While you might need to talk more frequently over the first few weeks, you should be able to meet just once per week to discuss any recent changes. The most important thing is to find an approach that you’re both comfortable with and that aligns with your common financial goals.
4. Track Expenses Together
There’s nothing wrong with monitoring your spending separately and then talking about your progress during budget meetings, but some couples find it easier to track their spending in one app so that they’re always aware of the latest changes. You can connect your bank accounts to a shared account using most budgeting services.
→ Related reading: 7 of the Best Budgeting Apps
Keeping track of your budget in a shared account is a great strategy for couples who are working toward a common goal. If you’re trying to save $10,000, for example, you can monitor your joint progress rather than comparing results separately.
5. Give Yourself Time
Everyone wants to reach their financial goals as soon as possible, but you shouldn’t expect setting a budget to solve all your financial problems overnight. Unrealistic expectations only lead to frustration, and it’s more difficult to reach your goals if you aren’t committed to the long-term process of adjusting your money mindset.
If you save $150 instead of $200 in your first month, for example, don’t get in a fight or give up on budgeting because it didn’t work immediately. Instead, acknowledge the progress you have made and look for ways to build on those changes.
If you’re consistently having trouble reaching your target, review your statements to see what went wrong and consider adjusting your goal if it no longer seems attainable. While larger goals sound great, it’s much better to identify a more manageable goal that you can stick to each month.
6. Think About Major Purchases in Advance
Couples often make large purchases together including things like homes, cars, and travel. Instead of trying to budget for all of these things in the same month, try to identify them a few months in advance so you can spread the financial impact over a longer period of time.
If you want to buy an $800 TV, you could budget for it by saving an additional $100 in the eight months before the purchase rather than going over budget by $700 in that month. Large unplanned purchases can destroy a budget and make it extremely difficult to get things back on track.
Depending on the specific purchase, you might be able to give yourself even more time by looking at different financing options. The more time you have to make the payment, the easier it will be to adjust your budget.
7. Start an Emergency Fund
While that strategy is perfect for purchases you can predict, some expenses are entirely unplanned and don’t give you any time to change your budget. The best way to prepare for these unexpected circumstances is to set up an emergency fund to cover anything that might come up.
You might have trouble building your emergency fund if you have other financial obligations, but you should try to save at least $500 before thinking about anything else. A small amount of emergency savings is arguably the most important step toward financial security.

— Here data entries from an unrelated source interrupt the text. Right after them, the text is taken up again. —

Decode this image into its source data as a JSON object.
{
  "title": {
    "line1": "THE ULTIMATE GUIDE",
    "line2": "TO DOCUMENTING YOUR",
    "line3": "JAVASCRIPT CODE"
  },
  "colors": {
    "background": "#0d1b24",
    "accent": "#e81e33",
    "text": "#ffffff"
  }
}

→ Related reading: How to Make $500 Fast
If you’re managing debt, for example, you might be tempted to pay off your balances before focusing on saving. On the other hand, an emergency fund will prevent you from going further into debt and losing the progress you’ve made.
After you’ve put together around $500, you can start putting that extra money toward things like debts and retirement savings. You should always prioritize your 401(k) if your employer matches contributions—these programs give you the opportunity to effectively double a portion of your income.
Once you’ve settled other obligations, you should continue to build your emergency fund until you can cover several months of expenses in case you lose your job or experience another life-changing event. Starting your emergency fund today will help you reach this goal more quickly.
Many people assume that budgeting as a couple is the same as budgeting on your own, but that couldn’t be further from the truth. These tips will allow you to meet the unique challenges that couples face when budgeting together and create a financial plan that aligns with your shared goals.